In the absence of external negative factors, the processes of hybridization and melting may be repeated in succession indefinitely, which lays the ground for polymerase chain reaction.

Base pair

base pairsbpMbp
Most PCR methods amplify DNA fragments of between 0.1 and 10 kilo base pairs (kbp) in length, although some techniques allow for amplification of fragments up to 40 kbp.
GC content and melting temperature must also be taken into account when designing primers for PCR reactions.

Infection

infectious diseaseinfectious diseasesinfections
Applications of the technique include DNA cloning for sequencing, gene cloning and manipulation, gene mutagenesis; construction of DNA-based phylogenies, or functional analysis of genes; diagnosis and monitoring of hereditary diseases; amplification of ancient DNA; analysis of genetic fingerprints for DNA profiling (for example, in forensic science and parentage testing); and detection of pathogens in nucleic acid tests for the diagnosis of infectious diseases.
Technologies based upon the polymerase chain reaction (PCR) method will become nearly ubiquitous gold standards of diagnostics of the near future, for several reasons.
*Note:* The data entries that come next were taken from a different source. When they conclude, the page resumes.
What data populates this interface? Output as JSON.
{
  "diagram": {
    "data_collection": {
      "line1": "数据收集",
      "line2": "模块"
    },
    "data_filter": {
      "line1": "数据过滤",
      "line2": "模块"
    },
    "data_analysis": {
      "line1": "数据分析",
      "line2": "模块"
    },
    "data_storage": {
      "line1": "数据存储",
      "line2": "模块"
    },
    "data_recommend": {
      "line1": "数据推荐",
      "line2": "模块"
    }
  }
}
Preimplantation genetic diagnosis

preimplantation genetic screeningpre-implantation genetic diagnosisPGD
It was not until the 1980s that human IVF was fully developed, which coincided with the breakthrough of the highly sensitive polymerase chain reaction (PCR) technology.

Influenza
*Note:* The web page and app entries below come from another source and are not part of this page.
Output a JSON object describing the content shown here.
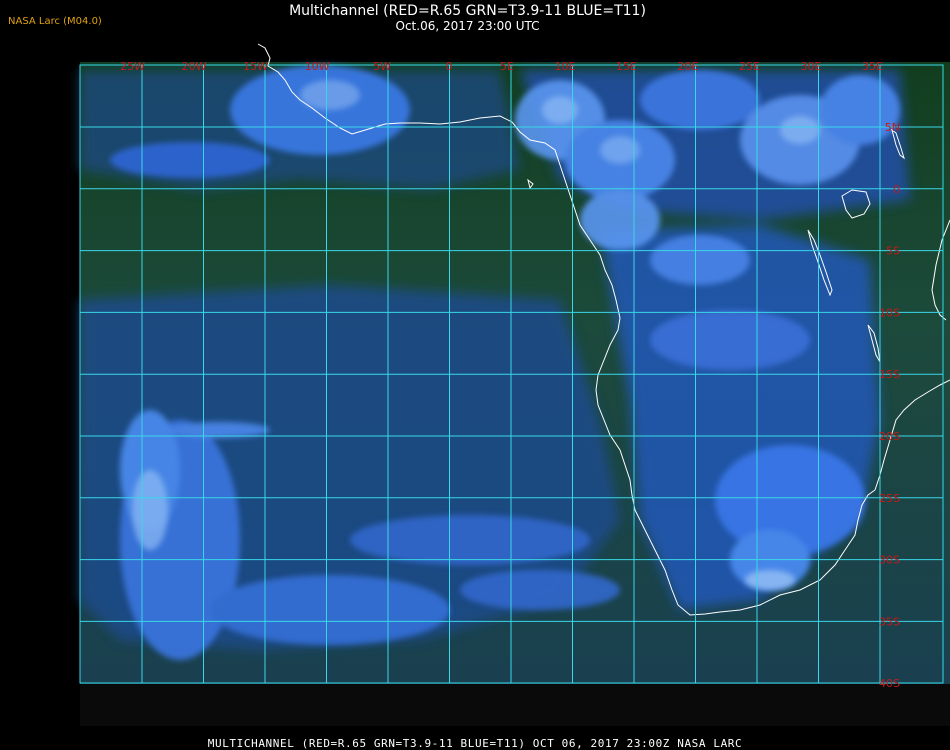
{
  "header": {
    "credit": "NASA Larc (M04.0)",
    "title": "Multichannel (RED=R.65 GRN=T3.9-11 BLUE=T11)",
    "subtitle": "Oct.06, 2017 23:00 UTC"
  },
  "footer": {
    "caption": "MULTICHANNEL (RED=R.65 GRN=T3.9-11 BLUE=T11) OCT 06, 2017 23:00Z   NASA LARC"
  },
  "map": {
    "longitude_labels": [
      "25W",
      "20W",
      "15W",
      "10W",
      "5W",
      "0",
      "5E",
      "10E",
      "15E",
      "20E",
      "25E",
      "30E",
      "35E"
    ],
    "latitude_labels": [
      "5N",
      "0",
      "5S",
      "10S",
      "15S",
      "20S",
      "25S",
      "30S",
      "35S",
      "40S"
    ],
    "colors": {
      "grid": "#38d8e8",
      "coastline": "#ffffff",
      "grid_label": "#c81818",
      "credit": "#e0a010",
      "ocean": "#1a4a2a",
      "cloud": "#2a6ae0"
    }
  }
}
fluhuman fluthe flu
A type of polymerase chain reaction that detects the virus's RNA is more accurate.

Complementarity (molecular biology)
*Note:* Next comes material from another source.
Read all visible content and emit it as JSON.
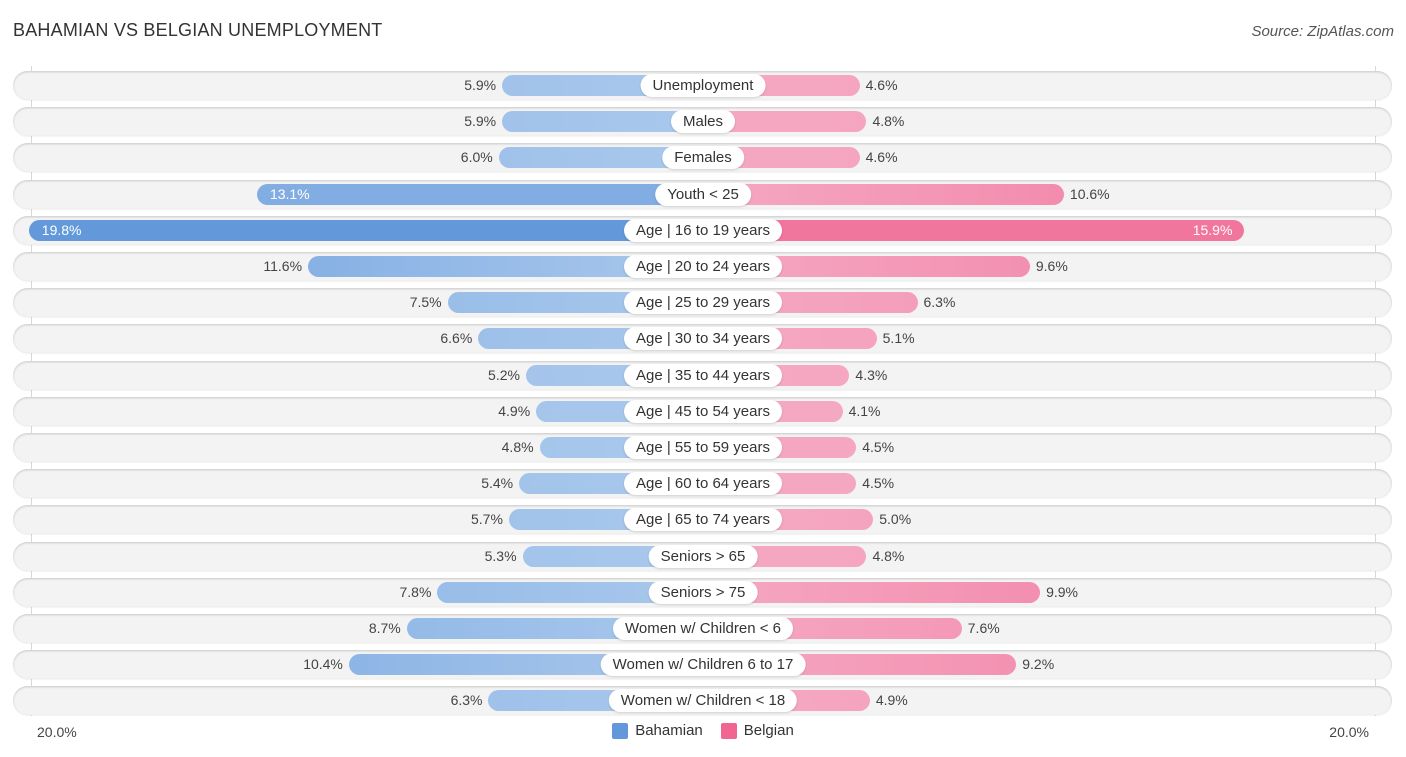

complementarycomplementaritycomplement
A basic PCR set-up requires several components and reagents, including a DNA template that contains the DNA target region to amplify; a DNA polymerase; an enzyme that polymerizes new DNA strands; heat-resistant Taq polymerase is especially common, as it is more likely to remain intact during the high-temperature DNA denaturation process; two DNA primers that are complementary to the 3' (three prime) ends of each of the sense and anti-sense strands of the DNA target (DNA polymerase can only bind to and elongate from a double-stranded region of DNA; without primers there is no double-stranded initiation site at which the polymerase can bind); specific primers that are complementary to the DNA target region are selected beforehand, and are often custom-made in a laboratory or purchased from commercial biochemical suppliers; deoxynucleoside triphosphates, or dNTPs (sometimes called "deoxynucleotide triphosphates"; nucleotides containing triphosphate groups), the building blocks from which the DNA polymerase synthesizes a new DNA strand; a buffer solution providing a suitable chemical environment for optimum activity and stability of the DNA polymerase; bivalent cations, typically magnesium (Mg) or manganese (Mn) ions; Mg 2+ is the most common, but Mn 2+ can be used for PCR-mediated DNA mutagenesis, as a higher Mn 2+ concentration increases the error rate during DNA synthesis;
This principle is the basis of commonly performed laboratory techniques such as the polymerase chain reaction, PCR.